Words Devilish and Divine: Eve as Speaker in Genesis B
Women, poetry, minority and ethnic groups, literary criticism, language
This essay argues that the Old English Genesis B is textured by a linguistic density that allows conflicting ideological concerns to come into play simultaneously, resulting in a re-evaluation of the deeply masculinist Christian hierarchy that lies at the heart of the Fall story. This perspective explicitly challenges a traditional symbolism that limits Eve to the "senses" and privileges Adam as "reason," and counters the many analyses of Genesis B that uphold such categories, perpetuating a characterization of Eve as weak, innately sinful, and inferior to Adam. what has often been noticed as the psychological realism of the poem applies not only to its portrayal of the anguish of choice, but works as well to dismantle static, deeply gendered interpretations. By reading closely what seem to be the poet's deliberate efforts to juxtapose "thick," ambiguous verbal situations with speeches of simplicity and clarity spoken by Eve, I suggest that Eve emerges here as a woman of intelligence and personal responsibility, one who demonstrates both honesty and intellectual and spiritual freedom.

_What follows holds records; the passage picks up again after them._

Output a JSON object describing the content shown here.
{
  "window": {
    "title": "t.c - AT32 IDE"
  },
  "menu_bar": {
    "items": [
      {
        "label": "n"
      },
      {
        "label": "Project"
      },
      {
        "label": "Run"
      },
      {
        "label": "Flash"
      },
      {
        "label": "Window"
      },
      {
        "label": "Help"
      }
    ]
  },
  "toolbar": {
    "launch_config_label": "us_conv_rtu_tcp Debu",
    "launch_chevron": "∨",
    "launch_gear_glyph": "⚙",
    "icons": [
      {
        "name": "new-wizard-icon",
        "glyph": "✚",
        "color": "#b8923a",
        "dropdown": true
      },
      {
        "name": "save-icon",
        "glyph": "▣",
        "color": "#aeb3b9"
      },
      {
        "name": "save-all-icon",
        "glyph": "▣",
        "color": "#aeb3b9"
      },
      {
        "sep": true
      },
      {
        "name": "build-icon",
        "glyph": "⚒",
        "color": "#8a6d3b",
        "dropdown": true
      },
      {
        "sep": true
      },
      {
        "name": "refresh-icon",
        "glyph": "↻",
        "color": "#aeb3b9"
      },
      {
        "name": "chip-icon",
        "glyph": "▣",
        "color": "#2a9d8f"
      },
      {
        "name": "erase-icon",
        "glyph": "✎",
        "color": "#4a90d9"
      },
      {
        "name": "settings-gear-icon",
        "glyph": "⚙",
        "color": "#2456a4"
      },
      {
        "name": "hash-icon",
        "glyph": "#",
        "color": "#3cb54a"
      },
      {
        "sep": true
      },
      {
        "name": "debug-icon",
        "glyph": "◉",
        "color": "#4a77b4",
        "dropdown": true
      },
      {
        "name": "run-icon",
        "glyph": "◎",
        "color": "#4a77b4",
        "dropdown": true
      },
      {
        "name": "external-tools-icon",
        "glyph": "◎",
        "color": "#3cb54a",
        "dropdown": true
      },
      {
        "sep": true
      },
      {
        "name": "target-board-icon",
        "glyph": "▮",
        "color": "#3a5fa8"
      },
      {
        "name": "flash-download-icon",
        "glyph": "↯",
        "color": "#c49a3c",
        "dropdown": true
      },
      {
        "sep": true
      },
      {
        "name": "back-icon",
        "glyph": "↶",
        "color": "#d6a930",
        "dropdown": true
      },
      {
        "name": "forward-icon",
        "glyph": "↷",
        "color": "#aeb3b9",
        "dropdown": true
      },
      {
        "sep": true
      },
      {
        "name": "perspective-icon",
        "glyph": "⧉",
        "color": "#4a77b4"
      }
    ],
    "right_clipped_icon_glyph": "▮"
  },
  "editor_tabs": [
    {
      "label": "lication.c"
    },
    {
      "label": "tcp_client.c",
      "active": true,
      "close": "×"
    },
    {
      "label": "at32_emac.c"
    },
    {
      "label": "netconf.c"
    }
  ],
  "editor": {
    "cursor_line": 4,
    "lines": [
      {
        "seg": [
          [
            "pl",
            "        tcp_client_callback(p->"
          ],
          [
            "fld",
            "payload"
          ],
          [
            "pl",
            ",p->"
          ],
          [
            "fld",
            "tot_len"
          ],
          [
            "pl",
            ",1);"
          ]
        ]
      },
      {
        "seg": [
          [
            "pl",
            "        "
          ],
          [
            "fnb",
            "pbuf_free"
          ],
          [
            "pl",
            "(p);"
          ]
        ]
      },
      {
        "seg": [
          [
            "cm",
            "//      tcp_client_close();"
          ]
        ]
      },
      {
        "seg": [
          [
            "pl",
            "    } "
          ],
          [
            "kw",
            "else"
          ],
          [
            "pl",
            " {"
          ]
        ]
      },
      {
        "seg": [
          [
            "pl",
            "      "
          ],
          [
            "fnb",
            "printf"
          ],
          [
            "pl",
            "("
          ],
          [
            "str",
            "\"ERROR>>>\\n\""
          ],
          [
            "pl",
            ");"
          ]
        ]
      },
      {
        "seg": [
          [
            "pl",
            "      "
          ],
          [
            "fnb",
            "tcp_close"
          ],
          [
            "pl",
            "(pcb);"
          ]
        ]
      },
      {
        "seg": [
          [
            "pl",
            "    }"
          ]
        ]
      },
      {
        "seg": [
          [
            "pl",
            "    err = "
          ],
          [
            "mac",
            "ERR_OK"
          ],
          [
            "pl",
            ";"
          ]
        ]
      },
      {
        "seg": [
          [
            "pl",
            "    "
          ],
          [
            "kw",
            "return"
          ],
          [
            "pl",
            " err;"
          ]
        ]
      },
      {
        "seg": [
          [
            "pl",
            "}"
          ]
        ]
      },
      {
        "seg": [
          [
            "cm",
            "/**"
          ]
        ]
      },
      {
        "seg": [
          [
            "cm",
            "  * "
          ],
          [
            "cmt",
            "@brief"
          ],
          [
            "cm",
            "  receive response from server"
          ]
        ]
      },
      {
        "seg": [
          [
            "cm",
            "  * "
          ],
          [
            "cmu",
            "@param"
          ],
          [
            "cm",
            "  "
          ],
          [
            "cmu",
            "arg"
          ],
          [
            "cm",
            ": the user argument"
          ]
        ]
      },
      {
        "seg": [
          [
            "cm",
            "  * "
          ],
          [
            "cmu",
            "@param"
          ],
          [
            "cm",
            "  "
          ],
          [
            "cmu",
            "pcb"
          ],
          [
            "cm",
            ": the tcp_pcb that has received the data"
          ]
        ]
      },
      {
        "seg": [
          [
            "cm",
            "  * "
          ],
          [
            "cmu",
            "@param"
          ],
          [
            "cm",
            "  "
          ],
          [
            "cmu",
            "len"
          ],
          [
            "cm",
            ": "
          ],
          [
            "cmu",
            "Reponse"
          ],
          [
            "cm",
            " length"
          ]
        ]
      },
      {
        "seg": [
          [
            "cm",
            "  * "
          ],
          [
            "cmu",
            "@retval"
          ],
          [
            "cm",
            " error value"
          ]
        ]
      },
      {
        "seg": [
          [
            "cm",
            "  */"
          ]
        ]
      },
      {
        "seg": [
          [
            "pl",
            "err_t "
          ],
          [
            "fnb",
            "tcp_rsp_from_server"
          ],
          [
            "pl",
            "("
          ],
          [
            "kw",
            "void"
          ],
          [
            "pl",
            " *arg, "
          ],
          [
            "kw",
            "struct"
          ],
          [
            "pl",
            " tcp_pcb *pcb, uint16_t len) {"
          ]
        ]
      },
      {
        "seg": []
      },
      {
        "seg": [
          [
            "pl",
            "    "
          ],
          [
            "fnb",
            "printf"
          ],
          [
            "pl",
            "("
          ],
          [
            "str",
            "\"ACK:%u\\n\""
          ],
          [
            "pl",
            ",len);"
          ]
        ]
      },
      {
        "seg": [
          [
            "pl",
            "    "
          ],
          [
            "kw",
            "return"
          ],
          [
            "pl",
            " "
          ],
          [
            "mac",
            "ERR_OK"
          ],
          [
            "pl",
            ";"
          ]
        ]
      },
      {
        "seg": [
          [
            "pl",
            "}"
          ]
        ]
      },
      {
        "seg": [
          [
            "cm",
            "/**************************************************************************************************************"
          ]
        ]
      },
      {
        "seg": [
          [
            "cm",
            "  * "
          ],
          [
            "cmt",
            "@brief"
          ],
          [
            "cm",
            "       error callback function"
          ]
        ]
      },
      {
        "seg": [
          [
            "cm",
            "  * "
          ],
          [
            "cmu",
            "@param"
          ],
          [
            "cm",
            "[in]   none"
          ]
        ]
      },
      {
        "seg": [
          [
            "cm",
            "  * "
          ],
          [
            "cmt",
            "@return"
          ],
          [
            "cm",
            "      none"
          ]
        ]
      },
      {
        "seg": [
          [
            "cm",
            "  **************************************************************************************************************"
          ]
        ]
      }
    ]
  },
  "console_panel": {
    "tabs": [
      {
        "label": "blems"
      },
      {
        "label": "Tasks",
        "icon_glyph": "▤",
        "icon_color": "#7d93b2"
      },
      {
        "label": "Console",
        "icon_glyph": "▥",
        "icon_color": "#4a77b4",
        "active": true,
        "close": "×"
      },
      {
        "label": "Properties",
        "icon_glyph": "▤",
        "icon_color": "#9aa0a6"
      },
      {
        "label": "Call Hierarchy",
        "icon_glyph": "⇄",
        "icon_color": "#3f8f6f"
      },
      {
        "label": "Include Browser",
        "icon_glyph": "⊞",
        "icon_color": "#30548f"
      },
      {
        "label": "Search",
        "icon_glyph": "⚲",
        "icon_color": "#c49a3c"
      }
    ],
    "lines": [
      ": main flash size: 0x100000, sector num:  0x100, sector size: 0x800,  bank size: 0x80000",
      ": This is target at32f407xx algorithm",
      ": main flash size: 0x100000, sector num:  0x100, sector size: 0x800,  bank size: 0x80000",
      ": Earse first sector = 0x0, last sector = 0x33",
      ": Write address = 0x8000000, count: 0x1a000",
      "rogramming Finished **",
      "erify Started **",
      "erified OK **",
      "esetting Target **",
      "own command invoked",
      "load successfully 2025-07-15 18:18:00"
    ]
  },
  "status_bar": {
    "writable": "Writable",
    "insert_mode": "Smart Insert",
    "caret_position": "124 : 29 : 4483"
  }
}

Mintz, Susannah B. "Words Devilish and Divine: Eve as Speaker in Genesis B." Neophilologus 81.4 (1997): 609-623.